By a Newsnet reporter
The Yes campaign is facing an onslaught from BBC Scotland as oil threatens to make an impact in the independence debate.
Fresh from its decision to give headline coverage to Sir Ian Wood after he launched an attack on the Scottish Government over its estimate of the amount of oil remaining in the North Sea, the BBC has given coverage to yet another similar claim.
Melfort Campbell, who once chaired a commission into the future of North Sea oil, has claimed companies will be “hard pushed” to extract 15bn barrels from the sector. Mr Campbell’s claim is the basis for a BBC article, headlined ‘Further warning over North Sea oil extraction figures’.
Campbell is also a former Chairman of pro-Union organisation CBI Scotland whose parent – the London based CBI – briefly registered as an official supporter of the anti-independence Better Together campaign. The registration was deemed void after CBI Chief John Cridland said it had been made in error.
The decision to promote claims which challenge Scottish Government, and industry, estimates relating to North Sea Oil, are in contrast to those statements which back the Scottish Government.
On the same day the corporation headlined the Melfort Campbell claims, the BBC also sought to suppress a statement from Sir Donald Mackay in which the respected economist challenged comments from Sir Ian Wood.
Sir Donald’s intervention was eventually appended to the end of the Melfort Campbell article.
A similar editorial decision witnessed a report from think-tank N-56, which challenged UK Government oil estimates, given a low order of ranking on the BBC website before disappearing altogether within a matter of hours.
By contrast Sir ian Wood’s claims were heavily promoted by the BBC across all platforms, including TV, radio and online.
BBC attempts to undermine the Scottish Government over the issue of oil followed recent reports of a huge oil find to the West of Shetland. The Clair Ridge story has dominated social media with rumours that the phase 3 part of the project will yield significant oil reserves.
In a promotional video released by BP this year, the oil giant described the Clair Ridge field as “massive”. A recent unannounced visit to Shetland by UK Prime Minister David Cameron fuelled speculation that the 1600 round trip from London was related to the new oil discovery.

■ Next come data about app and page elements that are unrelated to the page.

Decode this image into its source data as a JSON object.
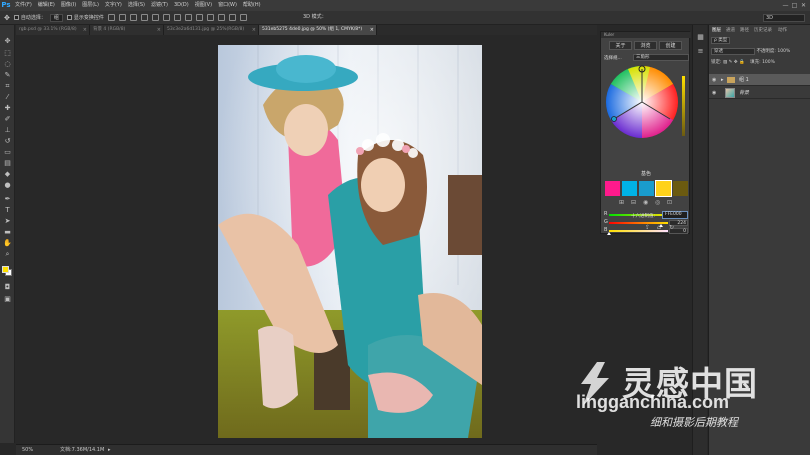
{
  "app": {
    "logo": "Ps",
    "menu": [
      "文件(F)",
      "编辑(E)",
      "图像(I)",
      "图层(L)",
      "文字(Y)",
      "选择(S)",
      "滤镜(T)",
      "3D(D)",
      "视图(V)",
      "窗口(W)",
      "帮助(H)"
    ],
    "window_controls": [
      "—",
      "□",
      "✕"
    ]
  },
  "options_bar": {
    "auto_select_label": "自动选择：",
    "auto_select_value": "组",
    "show_transform_label": "显示变换控件",
    "mode3d_label": "3D 模式：",
    "workspace": "3D"
  },
  "tabs": [
    {
      "label": "rgb.psd @ 33.1% (RGB/8)",
      "active": false
    },
    {
      "label": "背景 4 (RGB/8)",
      "active": false
    },
    {
      "label": "53c3e2a6d131.jpg @ 25%(RGB/8)",
      "active": false
    },
    {
      "label": "531eb5275 4de0.jpg @ 50% (组 1, CMYK/8*)",
      "active": true
    }
  ],
  "status": {
    "zoom": "50%",
    "doc_size": "文档:7.36M/14.1M"
  },
  "color_panel": {
    "title": "Kuler",
    "tabs": [
      "关于",
      "浏览",
      "创建"
    ],
    "scheme_label": "选择规...",
    "scheme_value": "三角形",
    "base_color_label": "基色",
    "swatches": [
      "#ff1a8c",
      "#00b3e6",
      "#1a9ccc",
      "#ffd21a",
      "#6b5a10"
    ],
    "sliders": [
      {
        "label": "R",
        "value": "255",
        "fraction": 1.0,
        "gradient": [
          "#00e000",
          "#ffe000"
        ]
      },
      {
        "label": "G",
        "value": "224",
        "fraction": 0.88,
        "gradient": [
          "#ff0000",
          "#ffe000"
        ]
      },
      {
        "label": "B",
        "value": "0",
        "fraction": 0.0,
        "gradient": [
          "#ffe000",
          "#ffe0ff"
        ]
      }
    ],
    "hex_label": "十六进制值:",
    "hex_value": "FFE000"
  },
  "layers_panel": {
    "tabs": [
      "图层",
      "通道",
      "路径",
      "历史记录",
      "动作"
    ],
    "filter_label": "ρ 类型",
    "blend_mode": "穿透",
    "opacity_label": "不透明度:",
    "opacity_value": "100%",
    "lock_label": "锁定:",
    "fill_label": "填充:",
    "fill_value": "100%",
    "layers": [
      {
        "name": "组 1",
        "type": "group"
      },
      {
        "name": "背景",
        "type": "image"
      }
    ]
  },
  "watermark": {
    "brand": "灵感中国",
    "url": "lingganchina.com",
    "tagline": "细和摄影后期教程"
  },
  "colors": {
    "foreground": "#ffe000",
    "background": "#ffffff",
    "accent": "#31a8ff"
  }
}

The emergence of the BBC as a firm supporter of the No campaign has witnessed the corporation promote a series of Better Together inspired issues, with the EU and currency dominating.

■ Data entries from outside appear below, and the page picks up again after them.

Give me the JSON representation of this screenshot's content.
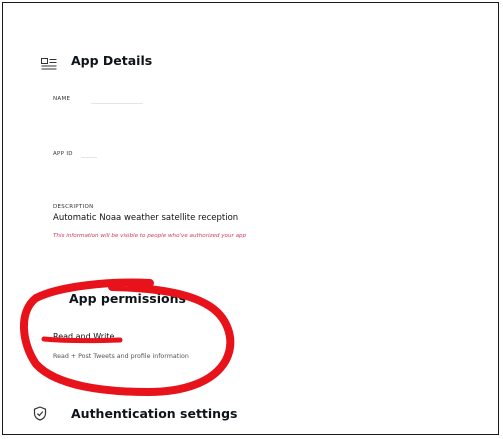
{
  "app_details": {
    "title": "App Details",
    "name_label": "NAME",
    "app_id_label": "APP ID",
    "description_label": "DESCRIPTION",
    "description_value": "Automatic Noaa weather satellite reception",
    "visibility_hint": "This information will be visible to people who've authorized your app"
  },
  "app_permissions": {
    "title": "App permissions",
    "level": "Read and Write",
    "description": "Read + Post Tweets and profile information"
  },
  "authentication": {
    "title": "Authentication settings"
  },
  "colors": {
    "annotation_red": "#e8131a",
    "hint_red": "#d33a5a",
    "text": "#0f1419"
  },
  "icons": {
    "app_details": "id-card-icon",
    "authentication": "shield-check-icon"
  }
}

However the extent of the political news manipulation has led to the corporation’s own watchdog finding it guilty of a breach of its own guidelines on one of the key issues of the independence referendum. In 2013 the broadcaster overstepped the mark in a broadcast on the EU membership when it misrepresented the views of an Irish politician and was subsequently deemed to have misled viewers.
In April this year it emerged that the BBC had been – for years – secretly paying tens of thousands of pounds to a pro-Union lobbying group.
The broadcaster had been paying the CBI over £22,000 per year in membership fees. Despite anger over the use of licence payer’s cash, the BBC refused to cancel its membership.